The driving force that neither Microsoft nor Paul Thurrott seems to directly acknowledge is battery life. Graphics Processors are considered power-hogs until just recently for almost anyone who assembles a higher-end gaming computer. Despite this, the GPU is actually more efficient at certain tasks than a CPU -- this is especially true when you consider the GPUs which will go into WinRT devices. The GPU will help the experience be more responsive and smooth but also consume less battery power. I guess Microsoft is finally believes that the time is right to bother using what you already have.
There are many more tasks which can be GPU accelerated than just graphics -- be it 3D or the new emphasis on 2D acceleration. Hopefully after Microsoft dips in their toe they will take the GPU more seriously as an all-around parallel task processor. Maybe now that they are implementing the GPU for all applications they can consider using it for all applications -- in all applications.
Introduction, Design and Connectivity
Subject: General Tech, Mobile | July 20, 2012 - 01:11 PM | Tim Verry
Tagged: transformer prime, transformer pad, transformer infinity, tablet, asus
ASUS recently announced that they will be bringing the latest version of Google's Android operating system – Android 4.1 "Jelly Bean" to its line of Transformer tablets. Among the tablets to receive the update are the ASUS Transformer Pad, ASUS Transformer Pad Prime, and ASUS Transformer Pad Infinity. They will be getting the updates within the next couple of months, and more specific release dates will be announced closer to launch, according to the company.
The Transformer Prime tablet with keyboard dock
ASUS further stated that they are continuing to evaluate the feasibility of upgrading other devices to Jelly Bean, but there is nothing official in regards to devices that will for sure get it beyond the tablets listed above.
In an email, Senior Technical marketing Manager Gary Key stated the following:
"At ASUS, one of the key commitments we make to our customers is a relentless drive to deliver the best user experience. We constantly strive to achieve this goal through our ‘Design Thinking’ philosophy that includes regular software and firmware updates for our products."
While I don't have a Transformer tablet myself, It's great to see that they are continuing to support their devices, unlike a certain smartphone manufacturer (heh, yeah I'm still jaded over my Infuse 4G's update situation). If you have a ASUS tablet, be on the lookout (or follow PC Per!) for the Jelly Bean updates as it has some really neat new features.
For now though, you will have to settle for watching Ryan ogle over his Nexus 7 on this week's podcast :).
Quick glance at the new MBP
The newly released retina-screen MacBook Pro has been an interesting product to me since it was first announced.
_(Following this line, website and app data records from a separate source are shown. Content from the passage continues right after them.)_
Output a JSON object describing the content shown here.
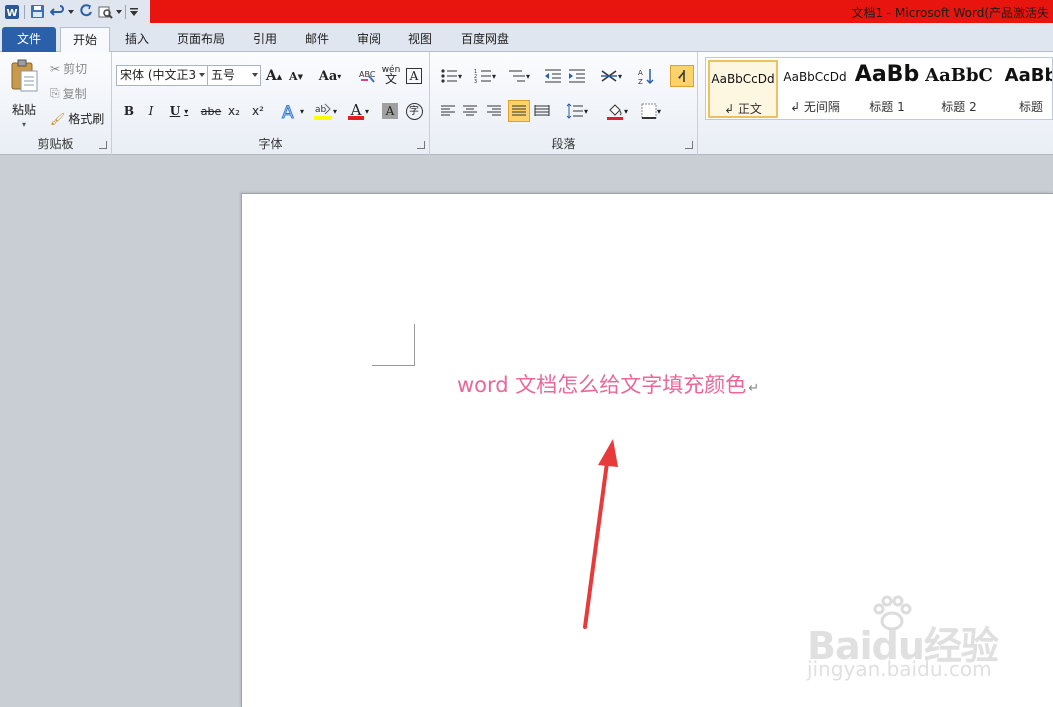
{
  "titlebar": {
    "title": "文档1 - Microsoft Word(产品激活失",
    "brand_color": "#e8150e"
  },
  "tabs": [
    {
      "label": "文件"
    },
    {
      "label": "开始"
    },
    {
      "label": "插入"
    },
    {
      "label": "页面布局"
    },
    {
      "label": "引用"
    },
    {
      "label": "邮件"
    },
    {
      "label": "审阅"
    },
    {
      "label": "视图"
    },
    {
      "label": "百度网盘"
    }
  ],
  "clipboard": {
    "group_label": "剪贴板",
    "paste": "粘贴",
    "cut": "剪切",
    "copy": "复制",
    "format_painter": "格式刷"
  },
  "font": {
    "group_label": "字体",
    "font_name": "宋体 (中文正3",
    "font_size": "五号",
    "grow": "A",
    "shrink": "A",
    "change_case": "Aa",
    "bold": "B",
    "italic": "I",
    "underline": "U",
    "strike": "abe",
    "subscript": "x₂",
    "superscript": "x²",
    "font_color": "A",
    "char_shade": "A",
    "enclose": "字",
    "phonetic": "wén"
  },
  "paragraph": {
    "group_label": "段落"
  },
  "styles": [
    {
      "sample": "AaBbCcDd",
      "name": "↲ 正文"
    },
    {
      "sample": "AaBbCcDd",
      "name": "↲ 无间隔"
    },
    {
      "sample": "AaBb",
      "name": "标题 1"
    },
    {
      "sample": "AaBbC",
      "name": "标题 2"
    },
    {
      "sample": "AaBb",
      "name": "标题"
    }
  ],
  "document": {
    "text": "word 文档怎么给文字填充颜色",
    "pilcrow": "↵",
    "text_color": "#e9679a"
  },
  "watermark": {
    "logo": "Baidu经验",
    "url": "jingyan.baidu.com"
  }
}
I have long been a proponent of higher resolution screens for PCs, hoping for the lower cost screens that we are just now finding in the Korean 27-in screen market (like the Achieva Shimian we recently reviewed). When Apple announced a 15-in notebook with a screen resolution of 2880x1800, my hopes were raised that other vendors would take note and duplicate the idea – thereby lowering costs and increasing visual quality for users across the board.
While I didn’t have enough time with the retina MacBook Pro to give it a full review, I did spend an afternoon with one that had Windows 7 installed. After getting some benchmarks and games installed I thought I would report back to our readers with my thoughts and initial impressions on the laptop from a PC perspective.
The hardware inside the new retina MacBook Pro includes an Ivy Bridge Core i7-3720QM processor, NVIDIA GeForce GT 650M discrete GPU, 512GB Apple-branded solid state drive, USB 3.0, Thunderbolt and of course that impressive 2880x1800 screen.